41st 2011 Conservatives under Harper win a majority. Layton's NDP forms the Official Opposition for the first time. For the first time since Confederation, Liberals form neither government nor official opposition; leader Michael Ignatieff loses his own seat and resigns. In Quebec, BQ support drops, with NDP support rising, and Bloc leader Duceppe loses his seat and resigns. Green Party leader May wins the party's first ever seat won in a general election, but (possibly due to the leader and the party focusing more on May's local campaign than on the national campaign) the party's national support dropped to its lowest level since the year 2000, dropping to 3.91% of the popular vote. 166 103 34 4 - 1 308

Notes[edit]

  1. ^ In the 1921 election, the Conservatives ran under the name National Liberal and Conservative Party, and in 1940 under the name National Government.
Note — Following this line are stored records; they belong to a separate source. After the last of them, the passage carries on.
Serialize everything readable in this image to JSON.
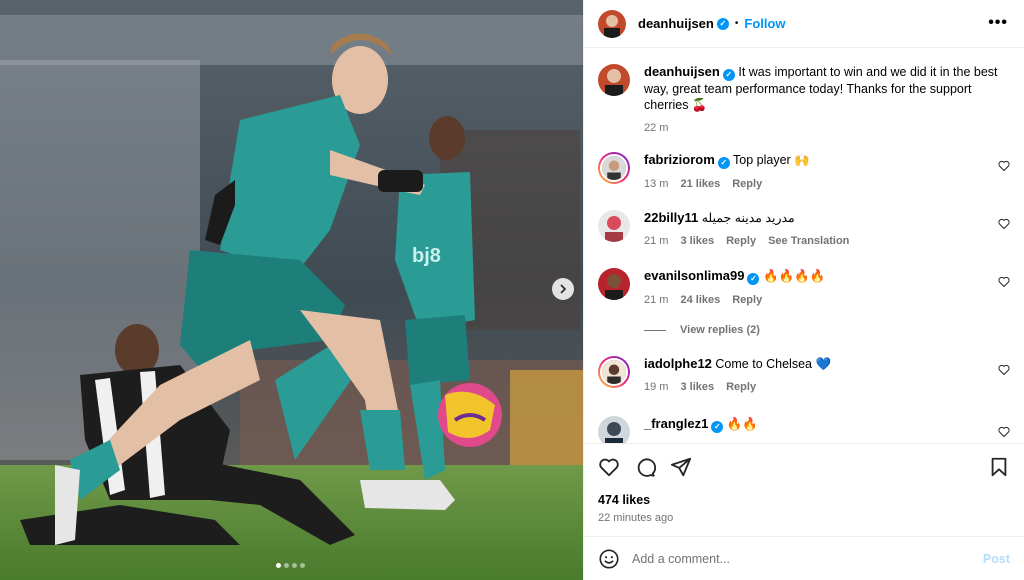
{
  "post": {
    "username": "deanhuijsen",
    "follow_label": "Follow",
    "separator": "•",
    "more_icon": "more-horizontal-icon",
    "caption": "It was important to win and we did it in the best way, great team performance today! Thanks for the support cherries 🍒",
    "caption_time": "22 m",
    "likes": "474 likes",
    "time_ago": "22 minutes ago",
    "photo_dots": 4,
    "active_dot": 0
  },
  "comments": [
    {
      "username": "fabriziorom",
      "verified": true,
      "text": "Top player 🙌",
      "time": "13 m",
      "likes": "21 likes",
      "reply": "Reply"
    },
    {
      "username": "22billy11",
      "verified": false,
      "text": "مدريد مدينه جميله",
      "time": "21 m",
      "likes": "3 likes",
      "reply": "Reply",
      "translate": "See Translation"
    },
    {
      "username": "evanilsonlima99",
      "verified": true,
      "text": "🔥🔥🔥🔥",
      "time": "21 m",
      "likes": "24 likes",
      "reply": "Reply"
    },
    {
      "username": "iadolphe12",
      "verified": false,
      "text": "Come to Chelsea 💙",
      "time": "19 m",
      "likes": "3 likes",
      "reply": "Reply"
    },
    {
      "username": "_franglez1",
      "verified": true,
      "text": "🔥🔥",
      "time": "",
      "likes": "",
      "reply": ""
    }
  ],
  "view_replies": "View replies (2)",
  "composer": {
    "placeholder": "Add a comment...",
    "post_label": "Post"
  },
  "colors": {
    "accent": "#0095f6",
    "kit_teal": "#1f8f8a",
    "pitch": "#4f7d33"
  }
}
In both cases the Conservatives lost the election and the new name was soon abandoned.
  2. ^ a b c d e f g h Includes results for the Liberal-Conservative Party.
  3. ^ Includes results for the Liberal-Conservative Party and one Conservative Labour candidate.
  4. ^ a b c Includes results for the Liberal-Conservative and Nationalist Conservative parties.
  5. ^ a b Combined total for the United Farmers of Alberta and United Farmers of Ontario.
  6. ^ a b Seats won by the United Farmers of Alberta.
  7. ^ Includes results for the National Government party.
  8. ^ Includes results for the New Democracy party.
  9. ^ a b c d e f g Includes one seat won by a Liberal-Labour candidate in Kenora—Rainy River who sat in the House as a Liberal.
  10. ^ Includes 10 seats won by the Ralliement créditiste party.
  11. ^ All 14 seats were won by the Ralliement créditiste party.

Further reading[edit]

  • Argyle, Ray. Turning Points: The Campaigns That Changed Canada - 2011 and Before (2011) 440pp excerpt and text search, covers 1878, 1896, 1911, 1917, 1926, 1945, 1957, 1968, 1988, 1995 and 2011

Graphs of results[edit]

Bar graph of results from 1867 to 2011[edit]

Stacked bar graph with percentage of seats won in the House from 1867 to 2011

Line graph of results[edit]

Canadian federal general elections.svg

See also[edit]

References[edit]